━━ The data
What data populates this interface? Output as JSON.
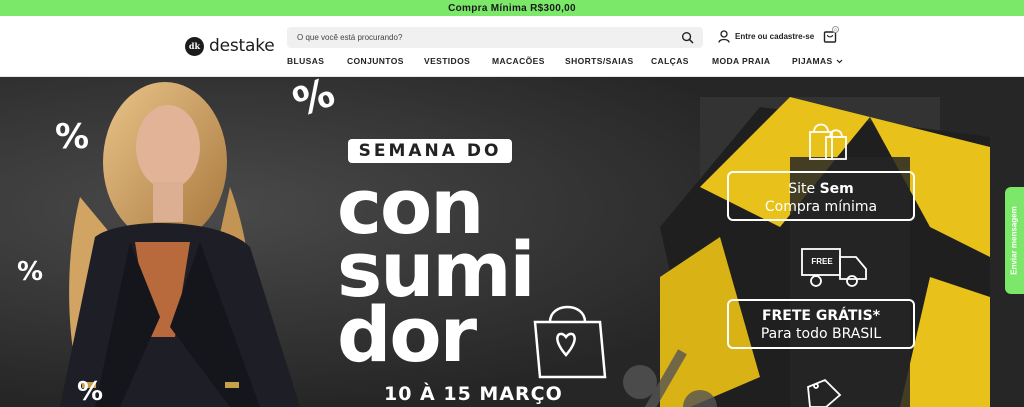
{
  "topbar": {
    "text": "Compra Mínima R$300,00"
  },
  "header": {
    "logo_text": "destake",
    "logo_mark": "dk",
    "search": {
      "placeholder": "O que você está procurando?"
    },
    "account_label": "Entre ou cadastre-se",
    "cart_count": "0"
  },
  "nav": {
    "items": [
      "BLUSAS",
      "CONJUNTOS",
      "VESTIDOS",
      "MACACÕES",
      "SHORTS/SAIAS",
      "CALÇAS",
      "MODA PRAIA",
      "PIJAMAS"
    ]
  },
  "hero": {
    "badge": "SEMANA DO",
    "word1": "con",
    "word2": "sumi",
    "word3": "dor",
    "date": "10 À 15 MARÇO",
    "box1_line1_a": "Site ",
    "box1_line1_b": "Sem",
    "box1_line2": "Compra mínima",
    "truck_label": "FREE",
    "box2_line1": "FRETE GRÁTIS*",
    "box2_line2": "Para todo BRASIL",
    "percent_symbol": "%"
  },
  "chat": {
    "label": "Enviar mensagem"
  },
  "colors": {
    "accent_green": "#7be86a",
    "hero_dark": "#2a2a2a",
    "gift_yellow": "#e8c21a"
  }
}
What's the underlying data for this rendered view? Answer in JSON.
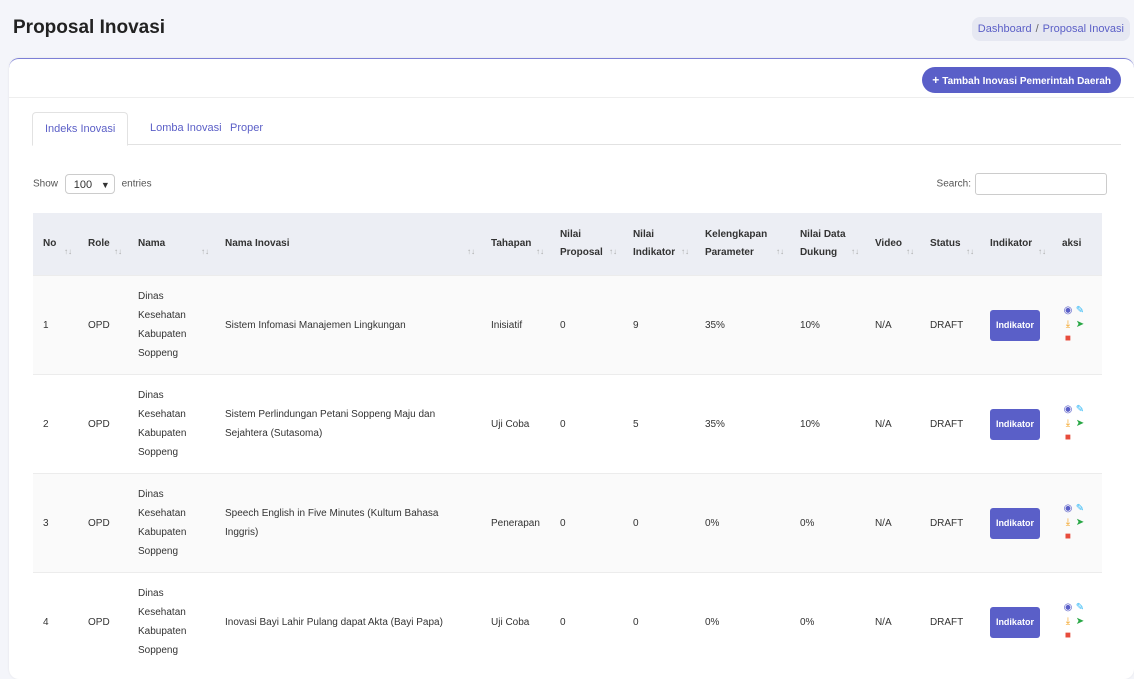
{
  "header": {
    "title": "Proposal Inovasi",
    "breadcrumb": {
      "home": "Dashboard",
      "sep": "/",
      "current": "Proposal Inovasi"
    }
  },
  "toolbar": {
    "add_label": "Tambah Inovasi Pemerintah Daerah"
  },
  "tabs": [
    {
      "label": "Indeks Inovasi",
      "active": true
    },
    {
      "label": "Lomba Inovasi",
      "active": false
    },
    {
      "label": "Proper",
      "active": false
    }
  ],
  "table_controls": {
    "show_label": "Show",
    "entries_value": "100",
    "entries_label": "entries",
    "search_label": "Search:"
  },
  "table": {
    "columns": [
      "No",
      "Role",
      "Nama",
      "Nama Inovasi",
      "Tahapan",
      "Nilai Proposal",
      "Nilai Indikator",
      "Kelengkapan Parameter",
      "Nilai Data Dukung",
      "Video",
      "Status",
      "Indikator",
      "aksi"
    ],
    "rows": [
      {
        "no": "1",
        "role": "OPD",
        "nama": "Dinas Kesehatan Kabupaten Soppeng",
        "nama_inovasi": "Sistem Infomasi Manajemen Lingkungan",
        "tahapan": "Inisiatif",
        "nilai_proposal": "0",
        "nilai_indikator": "9",
        "kelengkapan": "35%",
        "nilai_data": "10%",
        "video": "N/A",
        "status": "DRAFT",
        "indikator_btn": "Indikator"
      },
      {
        "no": "2",
        "role": "OPD",
        "nama": "Dinas Kesehatan Kabupaten Soppeng",
        "nama_inovasi": "Sistem Perlindungan Petani Soppeng Maju dan Sejahtera (Sutasoma)",
        "tahapan": "Uji Coba",
        "nilai_proposal": "0",
        "nilai_indikator": "5",
        "kelengkapan": "35%",
        "nilai_data": "10%",
        "video": "N/A",
        "status": "DRAFT",
        "indikator_btn": "Indikator"
      },
      {
        "no": "3",
        "role": "OPD",
        "nama": "Dinas Kesehatan Kabupaten Soppeng",
        "nama_inovasi": "Speech English in Five Minutes (Kultum Bahasa Inggris)",
        "tahapan": "Penerapan",
        "nilai_proposal": "0",
        "nilai_indikator": "0",
        "kelengkapan": "0%",
        "nilai_data": "0%",
        "video": "N/A",
        "status": "DRAFT",
        "indikator_btn": "Indikator"
      },
      {
        "no": "4",
        "role": "OPD",
        "nama": "Dinas Kesehatan Kabupaten Soppeng",
        "nama_inovasi": "Inovasi Bayi Lahir Pulang dapat Akta (Bayi Papa)",
        "tahapan": "Uji Coba",
        "nilai_proposal": "0",
        "nilai_indikator": "0",
        "kelengkapan": "0%",
        "nilai_data": "0%",
        "video": "N/A",
        "status": "DRAFT",
        "indikator_btn": "Indikator"
      }
    ]
  },
  "icons": [
    "eye-icon",
    "pencil-icon",
    "download-icon",
    "send-icon",
    "trash-icon"
  ],
  "colors": {
    "accent": "#5a5fc8",
    "header_bg": "#eceef4"
  }
}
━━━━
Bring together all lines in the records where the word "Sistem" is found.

• [Written response]:
        "nama_inovasi": "Sistem Infomasi Manajemen Lingkungan",
        "nama_inovasi": "Sistem Perlindungan Petani Soppeng Maju dan Sejahtera (Sutasoma)",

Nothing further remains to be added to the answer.